Further Notes on Frieth - as told by Ted Collier

[ Snapshots in time ]
The Geographical Setting
The Early History
The Middle Ages
The Growth of a Community
1800 - 1860
1860 - 1900
1900 - 1973
The Name Frieth
Pillow Lace
West & Collier
[ The Colliers of West & Collier ]
West & Collier Catalogues
Notes on The Firm
Notes on Frieth
Further Notes on Frieth
Frieth as I knew it
Memories of bygone years
Frieth 45 years ago
The Posse Comitatus
[ Chisbridge Farm ]

Sections [in square brackets] are additions to the original content


When West and Collier bought the Farm from the Toovey family in the 1890s many changes were made. Innings meadow provided a short cut from the Firm to the Farm, which was mainly managed by Mr. Collier. His daughter Nance came home to run the Dairy and poultry. The cowman Arthur Austin Snr. and ?? farm hand were taken over. Several houses including Sara's made extra homes for workmen.

The horses were used both on the Farm and to transport logs to the saw-pit and turners yard. A new saw-pit was dug at the Farm and I used to watch Mr. Wing and George Lowe working there, just before 1899. The carters were George Edwards and "Dabber" Dean. The latter was followed by Mr. Sherwood, whose son Frank worked in Mr. West's garden and looked after the horses and traps kept at the Farm.

[ Derek Collier is fairly sure the farm was bought by Thomas Collier personally in 1895 not by West & Collier ]

Innings Meadow was the Frieth Cricket Field, use given by the Firm. They also provided teas for Home and Visiting teams.

Archie Collier (Jacker), built a workshop at the entrance to the Farm from the Little Frieth Road, where he designed and carved the Choir Stalls in his spare time, these were given to Frieth Church by his father; he also designed and almost finished the Font Cover. The Cripps Memorial, the Pulpit, the Fauld Stool and some other items were made at the Firm in addition to the Slocock Memorial and the Organ Front.

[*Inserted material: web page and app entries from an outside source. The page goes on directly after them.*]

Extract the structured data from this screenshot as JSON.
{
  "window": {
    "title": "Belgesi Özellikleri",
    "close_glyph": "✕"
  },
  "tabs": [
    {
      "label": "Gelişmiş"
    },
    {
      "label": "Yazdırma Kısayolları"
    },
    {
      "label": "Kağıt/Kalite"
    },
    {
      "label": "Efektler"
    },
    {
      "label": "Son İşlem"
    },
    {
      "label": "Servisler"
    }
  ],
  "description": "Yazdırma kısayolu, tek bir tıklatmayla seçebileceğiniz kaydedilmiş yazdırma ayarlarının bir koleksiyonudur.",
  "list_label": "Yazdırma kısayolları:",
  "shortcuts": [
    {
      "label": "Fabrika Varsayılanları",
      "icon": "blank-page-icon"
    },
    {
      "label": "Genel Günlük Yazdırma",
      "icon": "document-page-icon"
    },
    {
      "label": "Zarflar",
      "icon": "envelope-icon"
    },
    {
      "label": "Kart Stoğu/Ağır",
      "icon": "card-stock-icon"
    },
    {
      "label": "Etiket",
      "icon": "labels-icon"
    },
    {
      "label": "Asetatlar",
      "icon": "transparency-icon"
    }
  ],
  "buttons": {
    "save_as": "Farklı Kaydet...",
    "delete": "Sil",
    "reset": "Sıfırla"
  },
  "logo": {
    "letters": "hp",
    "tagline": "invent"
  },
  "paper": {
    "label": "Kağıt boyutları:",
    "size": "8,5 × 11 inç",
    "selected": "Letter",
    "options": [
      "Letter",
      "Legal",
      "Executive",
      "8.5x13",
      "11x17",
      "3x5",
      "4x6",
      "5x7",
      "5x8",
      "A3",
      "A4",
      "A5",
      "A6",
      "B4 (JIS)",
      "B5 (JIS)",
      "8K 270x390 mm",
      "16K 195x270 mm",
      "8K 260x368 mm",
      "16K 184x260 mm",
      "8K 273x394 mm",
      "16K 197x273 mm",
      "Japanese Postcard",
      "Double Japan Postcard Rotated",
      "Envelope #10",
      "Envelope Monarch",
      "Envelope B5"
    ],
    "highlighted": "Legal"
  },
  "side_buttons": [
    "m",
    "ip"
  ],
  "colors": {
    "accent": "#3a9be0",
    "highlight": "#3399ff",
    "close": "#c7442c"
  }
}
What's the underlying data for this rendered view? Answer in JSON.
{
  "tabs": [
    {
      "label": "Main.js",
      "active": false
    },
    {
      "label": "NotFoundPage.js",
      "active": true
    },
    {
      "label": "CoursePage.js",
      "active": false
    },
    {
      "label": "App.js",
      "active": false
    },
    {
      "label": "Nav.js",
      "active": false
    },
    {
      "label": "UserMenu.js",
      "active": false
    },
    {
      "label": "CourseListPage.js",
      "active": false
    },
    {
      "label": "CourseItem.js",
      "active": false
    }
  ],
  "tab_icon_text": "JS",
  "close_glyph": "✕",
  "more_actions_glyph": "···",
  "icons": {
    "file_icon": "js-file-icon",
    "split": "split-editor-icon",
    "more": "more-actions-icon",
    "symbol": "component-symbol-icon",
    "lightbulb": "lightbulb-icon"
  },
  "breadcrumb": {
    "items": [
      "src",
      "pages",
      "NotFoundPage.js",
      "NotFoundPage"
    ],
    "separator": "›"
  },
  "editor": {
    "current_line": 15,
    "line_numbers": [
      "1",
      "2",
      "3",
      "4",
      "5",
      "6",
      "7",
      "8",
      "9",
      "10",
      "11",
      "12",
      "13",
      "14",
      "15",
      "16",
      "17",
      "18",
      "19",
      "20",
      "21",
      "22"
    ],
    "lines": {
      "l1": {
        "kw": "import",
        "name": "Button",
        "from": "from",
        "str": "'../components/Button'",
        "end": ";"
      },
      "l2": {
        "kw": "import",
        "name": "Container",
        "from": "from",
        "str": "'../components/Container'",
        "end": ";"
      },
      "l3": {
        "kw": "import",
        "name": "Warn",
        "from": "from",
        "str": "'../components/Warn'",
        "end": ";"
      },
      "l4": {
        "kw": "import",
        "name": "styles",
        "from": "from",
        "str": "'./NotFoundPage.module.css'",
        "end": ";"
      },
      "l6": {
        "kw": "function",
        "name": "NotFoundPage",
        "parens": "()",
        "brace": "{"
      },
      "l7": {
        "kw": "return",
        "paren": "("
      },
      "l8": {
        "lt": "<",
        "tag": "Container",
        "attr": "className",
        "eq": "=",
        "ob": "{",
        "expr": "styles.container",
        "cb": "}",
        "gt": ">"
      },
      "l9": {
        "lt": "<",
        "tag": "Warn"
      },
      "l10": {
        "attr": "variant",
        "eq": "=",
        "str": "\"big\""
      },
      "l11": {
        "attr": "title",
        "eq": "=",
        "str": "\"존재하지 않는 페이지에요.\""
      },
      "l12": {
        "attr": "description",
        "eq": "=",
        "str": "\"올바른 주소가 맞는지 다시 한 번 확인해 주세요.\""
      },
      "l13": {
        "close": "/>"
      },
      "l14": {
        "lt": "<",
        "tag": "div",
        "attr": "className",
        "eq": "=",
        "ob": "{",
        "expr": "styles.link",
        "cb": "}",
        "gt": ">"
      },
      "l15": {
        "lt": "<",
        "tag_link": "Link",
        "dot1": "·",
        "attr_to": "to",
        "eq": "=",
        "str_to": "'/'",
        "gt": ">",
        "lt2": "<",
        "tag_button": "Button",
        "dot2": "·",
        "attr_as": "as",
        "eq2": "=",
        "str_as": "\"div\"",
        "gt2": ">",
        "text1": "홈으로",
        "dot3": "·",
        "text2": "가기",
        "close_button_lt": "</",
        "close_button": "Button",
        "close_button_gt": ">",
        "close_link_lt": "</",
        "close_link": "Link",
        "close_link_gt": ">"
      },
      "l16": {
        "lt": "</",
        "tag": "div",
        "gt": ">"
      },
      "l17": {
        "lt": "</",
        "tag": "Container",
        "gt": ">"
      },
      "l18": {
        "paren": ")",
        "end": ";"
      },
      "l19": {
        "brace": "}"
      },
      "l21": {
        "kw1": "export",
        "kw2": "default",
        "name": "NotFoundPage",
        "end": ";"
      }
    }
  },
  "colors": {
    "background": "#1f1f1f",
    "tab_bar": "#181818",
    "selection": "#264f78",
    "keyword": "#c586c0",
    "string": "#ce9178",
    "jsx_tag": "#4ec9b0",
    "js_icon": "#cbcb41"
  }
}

An arrangement was made by the Cripps Estate at Parmoor soon after the Farm was acquired, when the field on which the School House stands and parts of Hatchet Wood passed to Parmoor; Hayles Field, allotments from Hayles field to the footpath known as Short Lane which included the site of the Village Hall and other property passed to West and Collier, who later gave the site for the Village Hall. The Hall was built by the first Lord Parmoor in memory of his first wife; there is also a stained glass window in her memory in the south aisle of the Church.

About the time the Hall was built a large deep pit, in which we played, reaching from just below Hilltop towards the School, was filled in with sawdust from the Firm.

The road along Innings Meadow was a private road, the upkeep of this road and the large swing gates at either end went with the Farm.


COPSE COTTAGE: Now occupied by Mr. Cornish was built by Family of Woodend for use of coachmen, and stabling for horses whilst the Family attended service in Ackhampstead Chapel. It was the home of the Brazill Family for several generations.

THE GREEN BUNGALOW, adjoining, was built and lived in by Jabez Buckland after his caravan on the site was destroyed by fire. He was a travelling tinker who first came to Frieth about 1894. This was pulled down 1967-9.

UNDERWOOD: was built by Mr.P West replacing two cottages occupied by Mr. Wing and Mr White. The latter was verger at Hambleden for many years.

SPRING: This was on the Common in front of the house occupied by Mr. Hearne and is now part of the garden.

VILLAGE QUOITS: The Pitch was in front of this house and used often till around 1900.

BRAMBLINGS: (Woodside) was built by Thos. Barlow about 1860. Flints were brought from Bishop Lincoln's seat at Fingest.

ASTREA: The large shed was first used as a blacksmith's shop.

MERRYDOWN: Now one house, was two cottages owned by Chisbridge Farm; joined to them until 1919 were two cottages belonging tb the Barlows as was the old half-timbered cottage pulled down in the 1920's and replaced with Astraea's bungalow.

DRIVE: During the depression (early 1900) the Cripp's Family built a drive from the gate near top of the wood across the Park to Parmoor. The road through the wood was gravelled and flowering shrubs planted either side. Rhododendrons, cotoneaster and laurels may still be seen. This work carried out to provide work for local  men. The Lake at Parmoor was built same time, same reason.

TURF & QUIT RENTS: Opposite to Cornish's house, a plot of grass was kept trimmed and available for returfing graves. Beyond towards the wood were Quit rent plots 1/- per annum rent, which used to be sold for 25/- to 30/- for use as allotments.

E.J. Collier March 1970